### Records contained in a dataset
*** Block opens ***
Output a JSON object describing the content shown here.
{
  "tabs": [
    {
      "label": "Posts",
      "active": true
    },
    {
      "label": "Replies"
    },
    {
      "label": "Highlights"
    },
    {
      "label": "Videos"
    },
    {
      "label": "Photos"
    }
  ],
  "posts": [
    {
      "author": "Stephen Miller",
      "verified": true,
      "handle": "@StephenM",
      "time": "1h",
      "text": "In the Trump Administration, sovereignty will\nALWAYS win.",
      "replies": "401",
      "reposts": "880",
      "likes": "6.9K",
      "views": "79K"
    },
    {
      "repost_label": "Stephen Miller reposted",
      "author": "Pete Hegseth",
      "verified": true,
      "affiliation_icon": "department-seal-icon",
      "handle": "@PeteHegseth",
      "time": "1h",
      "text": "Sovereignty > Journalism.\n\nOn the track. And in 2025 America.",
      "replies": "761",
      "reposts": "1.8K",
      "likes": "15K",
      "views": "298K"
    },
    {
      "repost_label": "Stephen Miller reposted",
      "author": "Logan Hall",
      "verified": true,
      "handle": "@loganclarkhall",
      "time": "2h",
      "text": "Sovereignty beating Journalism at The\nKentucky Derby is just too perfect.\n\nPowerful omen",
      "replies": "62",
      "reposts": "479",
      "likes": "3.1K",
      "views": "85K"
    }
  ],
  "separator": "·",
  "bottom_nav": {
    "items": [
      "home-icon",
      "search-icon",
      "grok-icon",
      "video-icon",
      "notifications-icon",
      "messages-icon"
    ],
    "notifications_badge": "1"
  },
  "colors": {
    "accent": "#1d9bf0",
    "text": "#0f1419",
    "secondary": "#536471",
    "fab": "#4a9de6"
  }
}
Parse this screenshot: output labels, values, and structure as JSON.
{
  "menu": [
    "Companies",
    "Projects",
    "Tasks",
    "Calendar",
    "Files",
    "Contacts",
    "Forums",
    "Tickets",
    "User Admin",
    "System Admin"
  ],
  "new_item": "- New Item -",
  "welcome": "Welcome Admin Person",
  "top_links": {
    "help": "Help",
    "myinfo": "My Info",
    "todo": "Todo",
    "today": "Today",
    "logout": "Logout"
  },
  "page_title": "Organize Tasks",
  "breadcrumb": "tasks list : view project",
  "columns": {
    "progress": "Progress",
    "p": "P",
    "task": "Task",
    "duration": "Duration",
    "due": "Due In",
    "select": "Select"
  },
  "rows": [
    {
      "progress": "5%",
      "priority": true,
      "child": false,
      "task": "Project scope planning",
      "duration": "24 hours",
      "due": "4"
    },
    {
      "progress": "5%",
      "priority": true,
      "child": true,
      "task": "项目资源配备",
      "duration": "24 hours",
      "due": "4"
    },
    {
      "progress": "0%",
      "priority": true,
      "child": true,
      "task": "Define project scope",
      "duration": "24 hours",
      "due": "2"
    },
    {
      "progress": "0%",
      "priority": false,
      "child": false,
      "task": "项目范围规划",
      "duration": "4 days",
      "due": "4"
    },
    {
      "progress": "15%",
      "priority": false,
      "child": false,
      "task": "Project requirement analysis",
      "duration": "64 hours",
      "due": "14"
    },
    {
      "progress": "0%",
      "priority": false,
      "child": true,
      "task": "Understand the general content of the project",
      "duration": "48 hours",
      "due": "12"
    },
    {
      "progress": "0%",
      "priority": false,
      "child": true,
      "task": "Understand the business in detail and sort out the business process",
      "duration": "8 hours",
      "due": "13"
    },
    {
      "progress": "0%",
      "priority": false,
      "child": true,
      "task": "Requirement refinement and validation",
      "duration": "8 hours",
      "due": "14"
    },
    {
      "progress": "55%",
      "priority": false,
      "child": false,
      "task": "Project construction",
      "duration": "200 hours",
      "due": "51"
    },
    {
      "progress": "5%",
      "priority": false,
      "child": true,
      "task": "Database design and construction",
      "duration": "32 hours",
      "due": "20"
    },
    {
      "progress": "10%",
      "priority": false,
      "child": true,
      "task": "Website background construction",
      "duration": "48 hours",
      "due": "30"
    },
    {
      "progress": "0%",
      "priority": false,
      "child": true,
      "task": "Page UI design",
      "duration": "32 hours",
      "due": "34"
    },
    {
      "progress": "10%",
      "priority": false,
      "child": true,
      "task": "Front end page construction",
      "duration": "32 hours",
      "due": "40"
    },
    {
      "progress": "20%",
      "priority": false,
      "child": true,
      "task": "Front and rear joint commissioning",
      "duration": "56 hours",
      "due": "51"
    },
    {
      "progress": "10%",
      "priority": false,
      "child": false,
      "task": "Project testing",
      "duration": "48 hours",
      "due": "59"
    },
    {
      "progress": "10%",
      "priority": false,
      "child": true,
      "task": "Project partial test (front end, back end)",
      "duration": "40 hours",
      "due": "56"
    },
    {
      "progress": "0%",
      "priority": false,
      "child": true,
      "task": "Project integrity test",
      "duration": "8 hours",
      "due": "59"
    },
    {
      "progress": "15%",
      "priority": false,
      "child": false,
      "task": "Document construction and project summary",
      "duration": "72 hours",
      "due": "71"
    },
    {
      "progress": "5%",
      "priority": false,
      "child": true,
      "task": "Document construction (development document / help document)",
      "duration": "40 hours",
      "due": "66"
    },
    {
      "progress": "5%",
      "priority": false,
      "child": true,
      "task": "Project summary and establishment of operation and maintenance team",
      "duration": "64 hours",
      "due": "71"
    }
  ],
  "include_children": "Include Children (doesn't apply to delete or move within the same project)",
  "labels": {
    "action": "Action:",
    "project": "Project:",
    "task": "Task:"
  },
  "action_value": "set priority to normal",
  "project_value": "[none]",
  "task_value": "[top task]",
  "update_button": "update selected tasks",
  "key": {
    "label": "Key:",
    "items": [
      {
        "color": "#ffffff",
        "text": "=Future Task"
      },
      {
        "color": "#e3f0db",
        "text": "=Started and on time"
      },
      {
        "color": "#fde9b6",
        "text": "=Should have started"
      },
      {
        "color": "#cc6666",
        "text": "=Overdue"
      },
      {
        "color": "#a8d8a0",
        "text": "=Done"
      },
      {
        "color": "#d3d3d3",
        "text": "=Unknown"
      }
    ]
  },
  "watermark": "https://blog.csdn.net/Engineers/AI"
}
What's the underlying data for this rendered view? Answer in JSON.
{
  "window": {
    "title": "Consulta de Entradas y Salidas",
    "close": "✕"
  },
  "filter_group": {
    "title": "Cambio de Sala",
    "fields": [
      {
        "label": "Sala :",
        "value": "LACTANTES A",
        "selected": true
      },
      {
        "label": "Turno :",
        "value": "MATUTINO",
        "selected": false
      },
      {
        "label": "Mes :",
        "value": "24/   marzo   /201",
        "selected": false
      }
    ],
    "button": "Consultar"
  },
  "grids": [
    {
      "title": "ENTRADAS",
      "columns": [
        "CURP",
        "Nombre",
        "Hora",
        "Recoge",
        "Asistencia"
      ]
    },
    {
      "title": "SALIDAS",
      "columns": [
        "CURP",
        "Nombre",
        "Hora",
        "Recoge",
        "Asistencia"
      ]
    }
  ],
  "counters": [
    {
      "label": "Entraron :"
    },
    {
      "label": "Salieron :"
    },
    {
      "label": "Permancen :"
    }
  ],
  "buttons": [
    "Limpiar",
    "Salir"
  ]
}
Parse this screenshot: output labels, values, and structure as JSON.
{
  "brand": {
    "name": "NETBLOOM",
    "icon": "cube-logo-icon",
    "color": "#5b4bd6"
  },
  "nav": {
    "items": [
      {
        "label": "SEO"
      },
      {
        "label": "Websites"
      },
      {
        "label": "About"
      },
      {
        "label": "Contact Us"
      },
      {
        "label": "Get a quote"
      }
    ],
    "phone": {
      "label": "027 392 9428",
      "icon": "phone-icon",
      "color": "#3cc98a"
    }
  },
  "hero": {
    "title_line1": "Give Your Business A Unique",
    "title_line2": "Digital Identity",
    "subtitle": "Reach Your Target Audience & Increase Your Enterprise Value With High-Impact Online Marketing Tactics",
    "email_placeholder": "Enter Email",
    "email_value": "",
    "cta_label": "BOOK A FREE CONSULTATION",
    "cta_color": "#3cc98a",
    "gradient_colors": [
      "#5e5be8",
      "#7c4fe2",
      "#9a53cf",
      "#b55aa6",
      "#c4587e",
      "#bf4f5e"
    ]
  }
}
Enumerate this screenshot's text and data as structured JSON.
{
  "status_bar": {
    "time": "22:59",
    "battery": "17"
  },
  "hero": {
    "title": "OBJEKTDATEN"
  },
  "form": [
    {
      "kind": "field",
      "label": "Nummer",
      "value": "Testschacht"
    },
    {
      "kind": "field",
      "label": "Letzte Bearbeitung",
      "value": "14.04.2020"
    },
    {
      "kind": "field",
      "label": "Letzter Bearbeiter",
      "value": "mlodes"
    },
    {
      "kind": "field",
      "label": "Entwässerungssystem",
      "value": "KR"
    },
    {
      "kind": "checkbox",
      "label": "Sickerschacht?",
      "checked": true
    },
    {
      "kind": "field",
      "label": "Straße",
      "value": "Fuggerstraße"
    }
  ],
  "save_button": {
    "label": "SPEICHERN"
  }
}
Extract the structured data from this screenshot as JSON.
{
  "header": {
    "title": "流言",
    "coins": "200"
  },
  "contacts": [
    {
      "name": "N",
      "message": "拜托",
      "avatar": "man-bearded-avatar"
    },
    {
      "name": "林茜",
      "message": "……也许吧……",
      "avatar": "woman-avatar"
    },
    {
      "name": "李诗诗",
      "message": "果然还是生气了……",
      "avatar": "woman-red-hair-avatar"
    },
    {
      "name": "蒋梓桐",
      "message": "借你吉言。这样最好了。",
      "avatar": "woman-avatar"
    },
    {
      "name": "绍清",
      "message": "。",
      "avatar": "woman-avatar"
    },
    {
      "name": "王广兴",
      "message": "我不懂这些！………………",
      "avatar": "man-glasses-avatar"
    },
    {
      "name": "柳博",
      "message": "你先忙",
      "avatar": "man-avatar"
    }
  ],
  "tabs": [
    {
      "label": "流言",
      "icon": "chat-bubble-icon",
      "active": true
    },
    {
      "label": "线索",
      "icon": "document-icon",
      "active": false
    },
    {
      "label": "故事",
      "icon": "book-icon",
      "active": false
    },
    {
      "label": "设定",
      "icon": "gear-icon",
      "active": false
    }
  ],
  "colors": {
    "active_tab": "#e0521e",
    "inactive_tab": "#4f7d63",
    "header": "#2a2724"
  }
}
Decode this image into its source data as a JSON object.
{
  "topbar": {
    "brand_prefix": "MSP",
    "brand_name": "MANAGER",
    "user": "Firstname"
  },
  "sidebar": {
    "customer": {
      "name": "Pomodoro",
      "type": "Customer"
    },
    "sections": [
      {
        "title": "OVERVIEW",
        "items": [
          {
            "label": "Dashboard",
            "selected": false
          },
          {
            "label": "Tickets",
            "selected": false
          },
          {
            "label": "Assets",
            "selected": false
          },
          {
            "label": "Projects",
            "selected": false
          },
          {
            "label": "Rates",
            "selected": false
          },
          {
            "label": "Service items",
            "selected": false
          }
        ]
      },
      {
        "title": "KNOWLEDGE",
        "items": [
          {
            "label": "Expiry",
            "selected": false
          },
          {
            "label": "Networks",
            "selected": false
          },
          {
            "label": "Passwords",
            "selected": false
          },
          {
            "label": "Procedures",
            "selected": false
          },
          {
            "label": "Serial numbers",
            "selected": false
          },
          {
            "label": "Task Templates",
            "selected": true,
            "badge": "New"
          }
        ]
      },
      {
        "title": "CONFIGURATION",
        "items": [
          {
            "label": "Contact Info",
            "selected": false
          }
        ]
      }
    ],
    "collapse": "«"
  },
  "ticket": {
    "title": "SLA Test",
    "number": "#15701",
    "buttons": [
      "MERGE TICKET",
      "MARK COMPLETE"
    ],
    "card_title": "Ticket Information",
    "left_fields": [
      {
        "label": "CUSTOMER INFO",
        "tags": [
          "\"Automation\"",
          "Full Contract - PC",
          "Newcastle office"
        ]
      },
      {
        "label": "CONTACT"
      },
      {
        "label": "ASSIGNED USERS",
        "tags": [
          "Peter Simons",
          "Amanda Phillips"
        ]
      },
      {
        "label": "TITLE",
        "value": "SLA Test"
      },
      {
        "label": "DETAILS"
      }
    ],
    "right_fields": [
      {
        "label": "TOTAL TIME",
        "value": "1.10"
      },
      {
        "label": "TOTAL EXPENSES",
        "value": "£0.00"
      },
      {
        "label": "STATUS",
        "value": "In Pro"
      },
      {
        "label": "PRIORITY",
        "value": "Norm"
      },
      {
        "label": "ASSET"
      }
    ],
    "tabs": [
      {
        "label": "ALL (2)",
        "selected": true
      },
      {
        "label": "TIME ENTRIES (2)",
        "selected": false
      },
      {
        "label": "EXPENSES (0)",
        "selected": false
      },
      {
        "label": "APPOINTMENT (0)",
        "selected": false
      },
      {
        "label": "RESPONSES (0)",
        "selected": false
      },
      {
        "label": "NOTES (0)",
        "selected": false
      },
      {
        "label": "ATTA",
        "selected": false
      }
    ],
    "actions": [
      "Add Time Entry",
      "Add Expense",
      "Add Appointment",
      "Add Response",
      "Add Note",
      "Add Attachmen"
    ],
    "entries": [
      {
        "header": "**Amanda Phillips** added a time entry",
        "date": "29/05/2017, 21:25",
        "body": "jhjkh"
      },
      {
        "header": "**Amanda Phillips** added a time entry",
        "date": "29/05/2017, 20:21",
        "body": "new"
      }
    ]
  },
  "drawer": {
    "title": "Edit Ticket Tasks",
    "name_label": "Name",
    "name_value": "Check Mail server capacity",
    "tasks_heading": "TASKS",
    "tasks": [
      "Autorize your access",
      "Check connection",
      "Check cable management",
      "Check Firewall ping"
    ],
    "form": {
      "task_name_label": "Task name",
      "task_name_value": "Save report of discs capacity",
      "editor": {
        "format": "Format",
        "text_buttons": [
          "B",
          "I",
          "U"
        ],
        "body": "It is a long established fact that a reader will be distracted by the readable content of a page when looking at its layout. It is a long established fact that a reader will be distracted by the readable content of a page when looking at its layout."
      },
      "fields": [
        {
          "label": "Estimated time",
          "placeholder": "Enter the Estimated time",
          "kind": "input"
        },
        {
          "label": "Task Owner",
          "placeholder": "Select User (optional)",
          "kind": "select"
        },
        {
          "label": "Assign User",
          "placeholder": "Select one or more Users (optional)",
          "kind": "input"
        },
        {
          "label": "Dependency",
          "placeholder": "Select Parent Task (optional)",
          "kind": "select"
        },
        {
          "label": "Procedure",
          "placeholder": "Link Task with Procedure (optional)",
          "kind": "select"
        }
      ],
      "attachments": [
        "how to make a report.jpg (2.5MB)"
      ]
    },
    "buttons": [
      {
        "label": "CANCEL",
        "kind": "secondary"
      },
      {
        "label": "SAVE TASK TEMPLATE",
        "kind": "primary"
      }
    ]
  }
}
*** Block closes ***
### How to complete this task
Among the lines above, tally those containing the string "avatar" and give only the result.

### Your solution
7